by Peter Schiff, Schiff Gold:
The federal government continues to spend America into a black hole and has already topped last year’s budget deficit with two months left in the fiscal year.
The US budget deficit in July came in at $120 billion thanks to a surge in spending, according to data released by the Treasury Department.
Uncle Sam spent $371 billion in July. That was 23% more than the government spent in July 2018. The Treasury brought in $251 billion. That number was up 12% compared to July 2018.
The total budget deficit for fiscal 2019 now stands at $867 billion. That compares to a $684 billion deficit through the same period in fiscal 2018. With two months remaining in the fiscal year, the federal government has already topped the 2018 deficit, which was the largest in six years.
And there is no end in sight to the spending. Earlier this month, Pres. Trump signed a bipartisan budget deal that will increase discretionary spending from $1.32 trillion in the current fiscal year to $1.37 trillion in fiscal 2020 and then raises it again to $1.375 trillion the year after that. The deal will allow for an increase in both domestic and military spending.
Outlays for the military and healthcare were both up significantly in July. The federal government forked out $56 billion on the military last month. That was up $7 billion from the July 2018 figure. Medicare spending rose to $56 billion from $24 billion in July 2018. Uncle Same spent $35 billion just paying interest on the current national debt last month.

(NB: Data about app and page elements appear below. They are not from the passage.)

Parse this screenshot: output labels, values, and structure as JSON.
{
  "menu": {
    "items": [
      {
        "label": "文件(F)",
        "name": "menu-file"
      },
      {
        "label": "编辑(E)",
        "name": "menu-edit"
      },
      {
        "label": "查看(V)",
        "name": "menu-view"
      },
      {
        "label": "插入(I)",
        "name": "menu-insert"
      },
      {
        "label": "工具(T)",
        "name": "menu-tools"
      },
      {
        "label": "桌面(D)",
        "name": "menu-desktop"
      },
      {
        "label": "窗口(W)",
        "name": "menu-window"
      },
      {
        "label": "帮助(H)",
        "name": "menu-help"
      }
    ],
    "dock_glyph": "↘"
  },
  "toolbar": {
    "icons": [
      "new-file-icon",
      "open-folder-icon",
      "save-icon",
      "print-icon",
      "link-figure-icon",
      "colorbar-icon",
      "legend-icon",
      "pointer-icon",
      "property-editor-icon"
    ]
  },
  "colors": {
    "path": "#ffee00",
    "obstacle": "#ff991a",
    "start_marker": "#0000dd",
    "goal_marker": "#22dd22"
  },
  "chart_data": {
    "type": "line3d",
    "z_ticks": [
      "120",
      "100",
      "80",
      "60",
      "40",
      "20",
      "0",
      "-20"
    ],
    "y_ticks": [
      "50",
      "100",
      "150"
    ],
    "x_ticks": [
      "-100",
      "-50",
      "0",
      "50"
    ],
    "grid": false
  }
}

To date, the federal government has spent over $3.7 trillion.
As Peter Schiff put it in a tweet, we’re seeing the most incredible growth in peacetime government spending ever.
All of this government spending, combined with consumer spending financed by credit cards, is helping prop up the US economy. Government spending was up 5% according to the Q2 GDP figures and added 0.85% to the overall GDP. Non-defense spending was up a whopping 15.9% in Q2. In a recent podcast, Peter Schiff said the last time government spending grew that much in a single quarter was 21 years ago. As Peter pointed out, we had two recessions in that timespan – including the Great Recession.
Non-defense spending – domestic spending – rose last quarter by more than it did in any quarter during either of those recessions. Think about that. Trump keeps complaining that we’re not getting as much monetary stimulus as Obama got. But look at all the fiscal stimulus we’re getting that Obama didn’t get.”
Generally, you see this kind of spending when the economy is weak.
Yet the fiscal stimulus that we’re getting now is larger than what we’ve gotten in the prior two recessions. Yet we’re getting this stimulus when the economy isn’t even in recession. I mean, if the economy is so good, why does it need so much fiscal stimulus? And if it’s getting so much fiscal stimulus, and if you believe fiscal stimulus works, why isn’t GDP even stronger?”